Traditionally aubergine is prepared by cutting it length-wise in thick slices, salting it and letting it stand, allowing the bitter taste, associated with the vegetable, to withdraw.  You then rinse the slices and grill or fry the aubergine. I skip this step, first of all to minimise the amount of salt that I use, and secondly, my aubergine has never tasted bitter to me. This might be personal choice, and as I mention on my home page- I firmly believe that recipes serve as guidelines and ideas, that can be changed and modified according to your taste and what you have available. Cooking is about having fun, being creative and sharing!

Back to the recipe:

3 medium sized, firm and fresh aubergines, thickly (0.5 cm-1 cm) cut

I grill them without any dressing in a sandwich press, but you can also rub them with olive oil and grill them in a oven at 180 degrees Celsius until they turn golden or are done (usually about 15 min)

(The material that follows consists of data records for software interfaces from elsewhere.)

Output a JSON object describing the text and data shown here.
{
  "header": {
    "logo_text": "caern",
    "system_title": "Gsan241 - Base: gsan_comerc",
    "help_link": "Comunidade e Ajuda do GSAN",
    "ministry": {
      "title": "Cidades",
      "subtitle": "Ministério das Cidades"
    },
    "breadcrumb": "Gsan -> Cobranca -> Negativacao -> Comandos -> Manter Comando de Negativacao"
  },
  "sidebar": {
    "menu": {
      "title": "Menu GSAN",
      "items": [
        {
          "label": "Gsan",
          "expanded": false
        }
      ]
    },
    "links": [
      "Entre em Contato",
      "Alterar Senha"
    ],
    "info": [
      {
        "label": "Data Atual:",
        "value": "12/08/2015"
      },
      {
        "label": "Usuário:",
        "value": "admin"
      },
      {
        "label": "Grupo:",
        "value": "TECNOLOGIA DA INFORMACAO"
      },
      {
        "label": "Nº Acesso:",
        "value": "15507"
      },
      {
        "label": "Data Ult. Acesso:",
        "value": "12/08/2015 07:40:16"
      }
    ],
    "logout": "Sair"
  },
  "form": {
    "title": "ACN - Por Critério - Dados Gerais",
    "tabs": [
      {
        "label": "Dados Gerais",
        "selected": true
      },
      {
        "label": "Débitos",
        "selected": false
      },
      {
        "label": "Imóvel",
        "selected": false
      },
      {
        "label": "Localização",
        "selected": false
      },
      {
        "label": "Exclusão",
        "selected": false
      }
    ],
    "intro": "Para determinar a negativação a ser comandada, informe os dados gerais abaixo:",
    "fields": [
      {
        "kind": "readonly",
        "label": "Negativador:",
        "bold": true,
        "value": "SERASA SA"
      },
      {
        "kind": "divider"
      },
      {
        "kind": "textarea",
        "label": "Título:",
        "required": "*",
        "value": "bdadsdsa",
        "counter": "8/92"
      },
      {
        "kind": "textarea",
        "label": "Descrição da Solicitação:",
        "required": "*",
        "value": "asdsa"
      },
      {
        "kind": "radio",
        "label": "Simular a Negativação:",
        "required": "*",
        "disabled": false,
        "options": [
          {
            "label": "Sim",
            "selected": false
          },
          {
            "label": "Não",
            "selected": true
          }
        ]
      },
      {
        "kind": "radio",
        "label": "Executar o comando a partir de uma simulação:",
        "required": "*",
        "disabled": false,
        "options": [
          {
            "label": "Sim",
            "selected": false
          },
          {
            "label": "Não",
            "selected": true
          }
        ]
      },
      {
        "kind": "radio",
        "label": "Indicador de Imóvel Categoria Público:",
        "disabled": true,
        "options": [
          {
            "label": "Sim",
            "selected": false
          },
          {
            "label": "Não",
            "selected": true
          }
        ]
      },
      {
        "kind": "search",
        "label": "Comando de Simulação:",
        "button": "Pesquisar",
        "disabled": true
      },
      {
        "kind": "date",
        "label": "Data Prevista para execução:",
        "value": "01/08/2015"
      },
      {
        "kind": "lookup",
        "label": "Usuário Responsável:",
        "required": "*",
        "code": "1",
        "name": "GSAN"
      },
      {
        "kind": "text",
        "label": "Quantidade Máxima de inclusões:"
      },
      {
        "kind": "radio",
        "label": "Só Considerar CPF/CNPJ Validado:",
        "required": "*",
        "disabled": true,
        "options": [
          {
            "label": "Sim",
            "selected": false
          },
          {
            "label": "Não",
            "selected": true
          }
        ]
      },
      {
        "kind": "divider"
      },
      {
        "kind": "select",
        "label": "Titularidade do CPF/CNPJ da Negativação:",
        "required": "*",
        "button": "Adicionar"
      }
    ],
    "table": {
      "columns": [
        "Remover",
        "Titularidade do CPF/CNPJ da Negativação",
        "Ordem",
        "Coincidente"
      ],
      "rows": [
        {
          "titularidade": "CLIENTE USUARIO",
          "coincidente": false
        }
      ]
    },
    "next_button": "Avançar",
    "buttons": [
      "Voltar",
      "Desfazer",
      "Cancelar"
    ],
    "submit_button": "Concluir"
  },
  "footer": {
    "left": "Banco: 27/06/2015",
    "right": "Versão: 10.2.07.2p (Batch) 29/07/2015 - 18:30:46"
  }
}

Once grilled, keep aside

For the mince:

1 brown onion, finely chopped

1 clove garlic, crushed or finely chopped

2 tablespoon olive oil

400 gram lean mince

70 grams tomato paste (1 small tin)

2 tablespoons cinnamon

3/4 cup red wine

1/2 cup water

1/2 cup fresh, chopped parsley

salt and pepper to taste

Heat the olive oil over moderate heat in a pan. Sauté the onions and garlic for 5-8 minutes, then add the mince. Brown the mince, and add the tomato paste. Mix well, and add the cinnamon. Again, mix well, add the wine and water, put a lid on the pan and allow to simmer for 30 minutes.  The fluid should evaporate. Add the parsley, salt and pepper to taste and set aside

For the white sauce:

2 tablespoons butter

2 heaped normal dessert spoons cake flour

1 1/2 cup milk

salt to taste

handful of cheese to flavour the sauce if so desired

Cheese to top the dish for baking

Melt the butter in a saucepan and add the flour.  Stir (or whisk) continuously whilst slowly adding the milk, and allow to thicken between each addition.   Add salt and cheese to taste once sauce has thickened and set aside. If the sauce is to thick, you can always add more milk if you wish to have a thinner sauce.

Assembly of the moussaka:

Grease a medium-sized oven casserole ( I used a 20 cm X 20 cm dish). First place a layer of grilled aubergine, followed by a layer of mince. End with a layer of aubergine at the top (I get 3 layers aubergine, and 2 mince layers). Cover the top layer of aubergine with white sauce and cheese and bake at 180 degrees Celsius for 40 minutes or until golden brown. Allow the dish to stand for 10 minutes before serving with a green salad.